* Euro zone yields 2-5 bps lower across the board
* California rolls back reopening plans
* U.S.-China relations worsen
* Italy sells 10 bln euros of debt
* Euro zone periphery govt bond yields tmsnrt.rs/2ii2Bqr (Updates prices, adds context)
By Abhinav Ramnarayan and Elizabeth Howcroft
LONDON, July 14 (Reuters) - Investors retreated to safe euro zone government bonds on Tuesday as U.S.-China tensions and new lockdown restrictions in California turned markets cautious, dampening Monday’s excitement over improved corporate earnings.
Equities fell after Californian Governor Gavin Newsom ordered renewed measures on Monday to stem the rise in COVID-19 infections in America’s most populous state, undoing weeks of reopening efforts.
Market sentiment also took a hit from worsening U.S.-China relations, after the United States rejected China’s claims to offshore resources in most of the South China Sea.
Most euro zone bond yields were about 2-5 basis points lower, with the 10-year Bund yield - the benchmark for the region - down around 4 basis point at -0.444%.
The fall cancels out some of Monday’s 6.3 bps rise, the biggest daily gain in over a month.
Riskier Southern European yields also fell, but to a lesser extent, with Italy’s 10-year government bond yield down 3 bps at 1.279%.
“The tightening trend in sovereign spreads has stopped. It hasn’t reversed but we’ve stabilized at current levels, which runs counter to the trend, runs counter to the impact of ECB intervention,” said Antoine Bouvet, senior rates strategist at ING.
Investors were focused on the European Central Bank (ECB) meeting on Thursday and EU summit set to start on Friday, at which leaders will discuss the proposed 750 billion euro coronavirus recovery fund.
German Chancellor Angela Merkel said on Monday she could not guarantee that EU member states would reach an agreement on the fund and a multi-year budget at the summit this week.
Further dampening expectations, Dutch Prime Minister Mark Rutte said on Tuesday he was pessimistic about the chances of a deal being reached.
Rutte has held a series of one-on-one discussions in recent days with EU leaders.

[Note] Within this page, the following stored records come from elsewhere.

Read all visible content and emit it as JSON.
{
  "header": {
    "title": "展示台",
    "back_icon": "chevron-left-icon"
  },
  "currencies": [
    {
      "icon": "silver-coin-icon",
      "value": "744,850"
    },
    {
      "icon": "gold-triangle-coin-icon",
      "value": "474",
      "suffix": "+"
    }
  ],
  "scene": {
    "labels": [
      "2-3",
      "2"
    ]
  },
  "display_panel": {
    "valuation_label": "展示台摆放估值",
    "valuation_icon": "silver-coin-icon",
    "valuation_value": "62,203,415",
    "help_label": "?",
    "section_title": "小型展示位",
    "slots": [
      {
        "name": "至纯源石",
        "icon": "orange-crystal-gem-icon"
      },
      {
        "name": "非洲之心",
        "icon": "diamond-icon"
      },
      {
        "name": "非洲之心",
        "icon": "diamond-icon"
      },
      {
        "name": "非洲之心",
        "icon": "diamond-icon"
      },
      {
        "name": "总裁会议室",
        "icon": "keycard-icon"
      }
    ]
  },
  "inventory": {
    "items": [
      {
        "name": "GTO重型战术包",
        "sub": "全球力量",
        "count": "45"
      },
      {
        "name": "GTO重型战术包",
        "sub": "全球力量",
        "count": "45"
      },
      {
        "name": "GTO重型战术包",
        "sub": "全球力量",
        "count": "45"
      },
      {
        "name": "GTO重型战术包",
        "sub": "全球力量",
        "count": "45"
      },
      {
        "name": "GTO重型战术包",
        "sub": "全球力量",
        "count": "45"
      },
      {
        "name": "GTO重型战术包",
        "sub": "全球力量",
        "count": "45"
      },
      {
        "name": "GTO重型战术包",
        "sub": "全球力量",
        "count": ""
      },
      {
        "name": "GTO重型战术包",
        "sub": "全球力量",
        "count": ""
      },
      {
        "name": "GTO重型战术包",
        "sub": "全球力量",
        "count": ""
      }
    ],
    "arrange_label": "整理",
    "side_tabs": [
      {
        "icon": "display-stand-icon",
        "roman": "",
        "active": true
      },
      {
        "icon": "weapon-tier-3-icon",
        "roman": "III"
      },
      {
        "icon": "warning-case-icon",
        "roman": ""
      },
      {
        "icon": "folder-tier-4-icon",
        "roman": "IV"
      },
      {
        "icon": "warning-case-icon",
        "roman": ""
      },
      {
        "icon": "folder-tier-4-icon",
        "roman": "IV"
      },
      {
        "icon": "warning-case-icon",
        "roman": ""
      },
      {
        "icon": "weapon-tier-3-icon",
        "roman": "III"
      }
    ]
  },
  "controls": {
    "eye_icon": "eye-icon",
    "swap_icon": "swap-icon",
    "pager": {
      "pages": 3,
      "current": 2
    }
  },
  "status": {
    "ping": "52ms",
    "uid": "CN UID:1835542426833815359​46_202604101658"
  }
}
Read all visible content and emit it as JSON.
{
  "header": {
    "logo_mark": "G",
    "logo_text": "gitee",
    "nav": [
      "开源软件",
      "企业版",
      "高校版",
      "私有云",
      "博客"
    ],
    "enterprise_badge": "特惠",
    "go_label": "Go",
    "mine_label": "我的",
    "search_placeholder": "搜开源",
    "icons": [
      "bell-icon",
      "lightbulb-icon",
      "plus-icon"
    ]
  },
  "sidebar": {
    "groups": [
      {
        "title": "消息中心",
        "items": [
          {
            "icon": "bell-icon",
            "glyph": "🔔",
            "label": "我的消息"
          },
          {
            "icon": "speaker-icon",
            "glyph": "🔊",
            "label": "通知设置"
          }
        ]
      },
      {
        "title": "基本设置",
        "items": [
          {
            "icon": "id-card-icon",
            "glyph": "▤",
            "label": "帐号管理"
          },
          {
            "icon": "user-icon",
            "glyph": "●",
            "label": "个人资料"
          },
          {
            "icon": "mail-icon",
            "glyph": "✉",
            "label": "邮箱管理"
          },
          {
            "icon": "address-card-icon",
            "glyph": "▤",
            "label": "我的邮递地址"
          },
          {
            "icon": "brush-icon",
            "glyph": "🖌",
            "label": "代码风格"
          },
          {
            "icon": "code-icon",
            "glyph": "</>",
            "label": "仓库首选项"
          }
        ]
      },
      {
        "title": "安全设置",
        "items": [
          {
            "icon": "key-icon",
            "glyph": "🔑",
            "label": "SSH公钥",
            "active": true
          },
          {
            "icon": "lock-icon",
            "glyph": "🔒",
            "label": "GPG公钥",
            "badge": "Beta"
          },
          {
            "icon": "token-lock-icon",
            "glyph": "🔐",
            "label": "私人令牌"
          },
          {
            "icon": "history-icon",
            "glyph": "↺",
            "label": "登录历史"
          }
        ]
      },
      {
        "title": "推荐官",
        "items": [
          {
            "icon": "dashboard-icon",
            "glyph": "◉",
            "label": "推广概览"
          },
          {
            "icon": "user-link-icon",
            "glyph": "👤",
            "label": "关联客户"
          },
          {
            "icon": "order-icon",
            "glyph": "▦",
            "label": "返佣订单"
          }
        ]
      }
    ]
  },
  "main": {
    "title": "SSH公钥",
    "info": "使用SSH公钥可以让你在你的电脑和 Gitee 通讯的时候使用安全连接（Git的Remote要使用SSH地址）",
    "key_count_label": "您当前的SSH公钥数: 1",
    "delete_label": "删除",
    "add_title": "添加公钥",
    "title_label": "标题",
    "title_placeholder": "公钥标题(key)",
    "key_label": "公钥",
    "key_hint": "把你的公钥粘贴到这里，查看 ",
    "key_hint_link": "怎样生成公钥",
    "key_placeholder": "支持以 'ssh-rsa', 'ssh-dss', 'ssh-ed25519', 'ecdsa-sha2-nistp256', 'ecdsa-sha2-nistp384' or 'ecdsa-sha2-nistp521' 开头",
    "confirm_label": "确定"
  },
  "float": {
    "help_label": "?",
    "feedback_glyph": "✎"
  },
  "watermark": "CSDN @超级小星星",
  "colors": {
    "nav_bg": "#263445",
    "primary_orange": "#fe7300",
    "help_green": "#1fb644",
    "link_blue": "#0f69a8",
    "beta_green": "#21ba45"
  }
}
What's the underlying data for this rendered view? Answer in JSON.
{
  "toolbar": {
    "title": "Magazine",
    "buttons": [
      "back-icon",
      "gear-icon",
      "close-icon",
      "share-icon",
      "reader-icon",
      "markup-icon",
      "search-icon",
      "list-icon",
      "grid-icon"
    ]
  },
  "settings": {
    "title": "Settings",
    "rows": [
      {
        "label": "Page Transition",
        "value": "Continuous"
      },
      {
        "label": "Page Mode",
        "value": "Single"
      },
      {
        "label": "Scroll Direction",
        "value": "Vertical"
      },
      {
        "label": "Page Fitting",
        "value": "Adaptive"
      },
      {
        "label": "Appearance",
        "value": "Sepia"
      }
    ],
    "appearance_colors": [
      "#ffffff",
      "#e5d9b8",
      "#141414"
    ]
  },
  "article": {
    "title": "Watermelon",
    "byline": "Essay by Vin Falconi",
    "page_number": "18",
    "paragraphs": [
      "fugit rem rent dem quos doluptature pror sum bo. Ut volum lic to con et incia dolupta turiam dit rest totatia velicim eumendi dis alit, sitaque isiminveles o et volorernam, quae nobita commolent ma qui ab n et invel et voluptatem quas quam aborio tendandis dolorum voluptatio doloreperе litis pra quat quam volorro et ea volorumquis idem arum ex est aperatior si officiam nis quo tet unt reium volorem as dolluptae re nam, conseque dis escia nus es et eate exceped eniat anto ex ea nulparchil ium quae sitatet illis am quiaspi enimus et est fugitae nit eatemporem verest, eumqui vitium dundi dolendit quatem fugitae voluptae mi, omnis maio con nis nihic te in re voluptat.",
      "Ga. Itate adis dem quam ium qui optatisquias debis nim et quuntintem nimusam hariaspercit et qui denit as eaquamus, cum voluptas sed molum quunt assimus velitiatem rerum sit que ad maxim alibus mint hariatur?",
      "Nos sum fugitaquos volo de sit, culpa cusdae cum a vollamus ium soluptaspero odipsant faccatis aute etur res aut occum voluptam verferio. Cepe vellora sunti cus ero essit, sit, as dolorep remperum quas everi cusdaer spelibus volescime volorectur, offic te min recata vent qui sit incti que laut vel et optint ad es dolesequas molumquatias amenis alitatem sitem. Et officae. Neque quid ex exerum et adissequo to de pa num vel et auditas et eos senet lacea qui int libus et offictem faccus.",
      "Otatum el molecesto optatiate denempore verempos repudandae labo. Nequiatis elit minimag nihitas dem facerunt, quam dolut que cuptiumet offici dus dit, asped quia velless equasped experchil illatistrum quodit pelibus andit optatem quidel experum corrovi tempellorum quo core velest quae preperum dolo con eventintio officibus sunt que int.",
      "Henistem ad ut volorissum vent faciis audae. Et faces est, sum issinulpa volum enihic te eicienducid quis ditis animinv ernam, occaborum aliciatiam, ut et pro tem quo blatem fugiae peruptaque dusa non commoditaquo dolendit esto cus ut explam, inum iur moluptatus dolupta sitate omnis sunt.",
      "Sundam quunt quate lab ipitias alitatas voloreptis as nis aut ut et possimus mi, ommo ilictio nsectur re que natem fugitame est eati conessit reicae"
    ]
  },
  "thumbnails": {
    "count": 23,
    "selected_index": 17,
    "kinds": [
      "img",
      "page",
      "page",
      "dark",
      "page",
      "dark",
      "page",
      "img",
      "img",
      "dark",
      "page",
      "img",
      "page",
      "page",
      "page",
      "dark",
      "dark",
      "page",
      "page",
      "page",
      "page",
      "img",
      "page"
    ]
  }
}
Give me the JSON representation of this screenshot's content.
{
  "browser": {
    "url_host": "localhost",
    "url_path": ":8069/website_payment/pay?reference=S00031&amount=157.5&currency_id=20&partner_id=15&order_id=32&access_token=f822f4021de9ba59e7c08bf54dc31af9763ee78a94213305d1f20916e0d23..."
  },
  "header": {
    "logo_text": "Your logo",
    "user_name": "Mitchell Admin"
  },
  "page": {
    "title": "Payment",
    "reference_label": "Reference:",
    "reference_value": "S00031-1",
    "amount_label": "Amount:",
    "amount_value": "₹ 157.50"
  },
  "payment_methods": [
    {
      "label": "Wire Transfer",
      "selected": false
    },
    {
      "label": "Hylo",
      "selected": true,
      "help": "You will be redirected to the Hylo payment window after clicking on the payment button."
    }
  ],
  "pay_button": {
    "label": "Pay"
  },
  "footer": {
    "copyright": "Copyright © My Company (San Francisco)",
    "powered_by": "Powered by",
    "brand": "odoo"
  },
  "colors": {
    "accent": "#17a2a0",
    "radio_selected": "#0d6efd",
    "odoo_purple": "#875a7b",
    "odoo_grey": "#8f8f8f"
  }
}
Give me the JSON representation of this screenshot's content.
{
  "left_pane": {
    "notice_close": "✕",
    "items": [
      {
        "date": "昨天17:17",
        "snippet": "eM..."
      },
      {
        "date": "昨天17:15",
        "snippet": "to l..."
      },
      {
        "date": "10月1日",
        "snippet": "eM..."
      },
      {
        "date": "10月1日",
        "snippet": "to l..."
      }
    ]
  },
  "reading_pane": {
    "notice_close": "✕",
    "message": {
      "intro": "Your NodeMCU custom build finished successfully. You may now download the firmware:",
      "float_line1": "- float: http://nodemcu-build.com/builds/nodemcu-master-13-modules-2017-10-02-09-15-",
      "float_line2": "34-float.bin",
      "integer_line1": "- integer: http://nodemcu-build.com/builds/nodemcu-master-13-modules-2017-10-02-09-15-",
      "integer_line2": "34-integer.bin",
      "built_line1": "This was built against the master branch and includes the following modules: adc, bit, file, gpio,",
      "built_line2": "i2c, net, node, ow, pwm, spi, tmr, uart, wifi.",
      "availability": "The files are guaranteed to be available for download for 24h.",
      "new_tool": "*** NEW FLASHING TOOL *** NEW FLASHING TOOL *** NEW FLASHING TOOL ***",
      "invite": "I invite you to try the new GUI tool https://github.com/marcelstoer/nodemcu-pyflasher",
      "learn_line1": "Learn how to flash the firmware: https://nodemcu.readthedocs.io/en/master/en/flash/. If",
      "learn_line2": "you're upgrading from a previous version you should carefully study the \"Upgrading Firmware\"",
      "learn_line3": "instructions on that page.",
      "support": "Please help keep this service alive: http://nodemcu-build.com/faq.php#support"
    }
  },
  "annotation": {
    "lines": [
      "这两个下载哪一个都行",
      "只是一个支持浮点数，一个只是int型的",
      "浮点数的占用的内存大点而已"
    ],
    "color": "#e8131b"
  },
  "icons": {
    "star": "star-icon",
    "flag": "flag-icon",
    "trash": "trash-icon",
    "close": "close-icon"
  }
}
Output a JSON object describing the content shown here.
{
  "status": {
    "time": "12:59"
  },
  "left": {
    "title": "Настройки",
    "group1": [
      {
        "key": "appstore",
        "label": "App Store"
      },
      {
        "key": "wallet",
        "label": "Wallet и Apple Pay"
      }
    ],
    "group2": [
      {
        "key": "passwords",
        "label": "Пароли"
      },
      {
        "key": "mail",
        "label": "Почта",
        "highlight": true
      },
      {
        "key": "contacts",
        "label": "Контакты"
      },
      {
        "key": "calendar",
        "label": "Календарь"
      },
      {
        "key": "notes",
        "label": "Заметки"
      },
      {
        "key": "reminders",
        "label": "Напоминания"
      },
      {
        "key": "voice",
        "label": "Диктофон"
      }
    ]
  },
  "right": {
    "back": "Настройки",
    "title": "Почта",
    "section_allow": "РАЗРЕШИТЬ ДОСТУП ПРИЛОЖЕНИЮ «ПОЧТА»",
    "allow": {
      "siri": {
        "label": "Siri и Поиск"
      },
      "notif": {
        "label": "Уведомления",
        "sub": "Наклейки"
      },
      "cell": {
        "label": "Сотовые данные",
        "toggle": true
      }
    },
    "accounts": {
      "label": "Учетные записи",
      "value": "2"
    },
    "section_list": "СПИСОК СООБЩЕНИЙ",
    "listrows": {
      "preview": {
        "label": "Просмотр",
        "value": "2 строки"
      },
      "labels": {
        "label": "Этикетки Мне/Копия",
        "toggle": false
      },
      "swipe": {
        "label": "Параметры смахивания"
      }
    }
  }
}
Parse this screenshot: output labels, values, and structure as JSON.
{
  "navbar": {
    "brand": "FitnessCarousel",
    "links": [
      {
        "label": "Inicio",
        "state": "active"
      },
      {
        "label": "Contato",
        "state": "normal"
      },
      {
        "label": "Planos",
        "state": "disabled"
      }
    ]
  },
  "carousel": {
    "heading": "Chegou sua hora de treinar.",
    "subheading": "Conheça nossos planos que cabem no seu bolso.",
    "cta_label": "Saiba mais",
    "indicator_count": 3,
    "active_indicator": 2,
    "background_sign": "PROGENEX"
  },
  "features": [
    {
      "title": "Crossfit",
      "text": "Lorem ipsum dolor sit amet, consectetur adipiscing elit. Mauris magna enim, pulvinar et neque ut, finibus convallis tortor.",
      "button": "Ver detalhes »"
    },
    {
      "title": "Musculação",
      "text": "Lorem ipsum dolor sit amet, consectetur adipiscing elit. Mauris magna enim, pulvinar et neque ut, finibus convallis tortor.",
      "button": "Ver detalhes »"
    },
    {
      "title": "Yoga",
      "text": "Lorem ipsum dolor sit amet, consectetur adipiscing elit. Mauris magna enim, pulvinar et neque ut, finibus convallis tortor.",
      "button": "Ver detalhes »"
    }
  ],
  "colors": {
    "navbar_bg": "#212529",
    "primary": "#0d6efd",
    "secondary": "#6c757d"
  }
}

They have been trying to persuade the Dutch to drop their opposition to the fund, which was first proposed by France and Germany.
Rabobank rates strategist Richard McGuire said that it was not so much the scale of the support the fund provides but whether or not there is any liability sharing that will determine the market reaction to the summit.
“From a market perspective, I don’t think it necessarily matters how much liabilities they’re sharing. It’s whether they’re willing to do so or not,” he said.
“If they’re unwilling to do so, that I think will be taken quite negatively,” he added.
McGuire also said that bond trading volumes were thin on Tuesday as markets enter an early summer lull.
“Investors will probably be hunkered down now given the potential for the developments – possibly notable developments – on Thursday and Friday, even though both of these may potentially be non-events,” he said.
Italy sold 10 billion euros of bonds due in 2023, 2027 and 2040 in an auction.
Reporting by Abhinav Ramnarayan and Elizabeth Howcroft; editing by John Stonestreet, Nick Macfie and Carmel Crimmins